Fig. 1.1 Steps in the KDD process
Step 1: Data Collection
The first step in the KDD process is the collection of data. In the case of
information about individuals, this may be done explicitly, for instance, by asking
people for their personal data, or non-explicitly, for instance, by using databases
that already exist, albeit sometimes for other purposes. The information requested
usually consists of name, address and e-mail address. Depending on the purpose
for which the information will be used, additional information may be required,
such as credit card number, occupation, hobbies, date of birth, fields of interests,
medical data, etc.
It is very common to use inquiries to obtain information, which are often

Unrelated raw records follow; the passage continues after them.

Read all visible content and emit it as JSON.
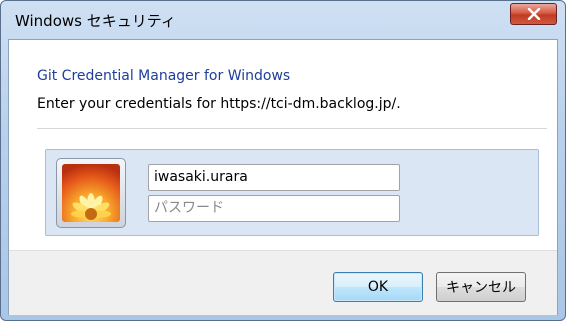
{
  "window": {
    "title": "Windows セキュリティ",
    "close_symbol": "X"
  },
  "header": {
    "app_name": "Git Credential Manager for Windows",
    "message": "Enter your credentials for https://tci-dm.backlog.jp/."
  },
  "credentials": {
    "avatar_icon": "flower-user-tile-icon",
    "username_value": "iwasaki.urara",
    "password_placeholder": "パスワード"
  },
  "buttons": {
    "ok_label": "OK",
    "cancel_label": "キャンセル"
  },
  "colors": {
    "header_text": "#1e3f99",
    "close_button": "#c13b22",
    "panel_background": "#dbe6f4"
  }
}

mandatory in order to obtain a product, service, or price reduction. In this way, a
take-it-or-leave-it situation is created, in which there is often no choice for a
consumer but to fill in his personal data. 10 In most cases, the user is notified of the
fact that privacy regulations are applied to the data. However, research shows that
data collectors do not always keep this promise, especially in relation to
information obtained on the Internet. 11 The same research also shows that
customers are often not informed about the use that is made of the information,
and in general much more information is asked for than is needed, mainly because
it is thought that such data may be useful in the future.
Step 2: Data Preparation
In the second step of the KDD process, the data is prepared by rearranging and
ordering it. Sometimes, it is desirable that the data be aggregated. For instance, zip
codes may be aggregated into regions or provinces, ages may be aggregated into
five-year categories, or different forms of cancer may be aggregated into one
disease group. In this stage, a selection is often made of the data that may be
useful to answer the questions set forth. But in some cases, it may be more
efficient to make such a selection even earlier, in the data collection phase. The
type of data and the structure and dimension of the database determine the range
of data-mining tools that may be applied. This may be taken into account in
selecting which of the available data will be used for data mining.
10 These take-it-or-leave-it options are sometimes referred to as conditional offers .
11 Artz, M.J.T. and Eijk, M.M.M. van (2000).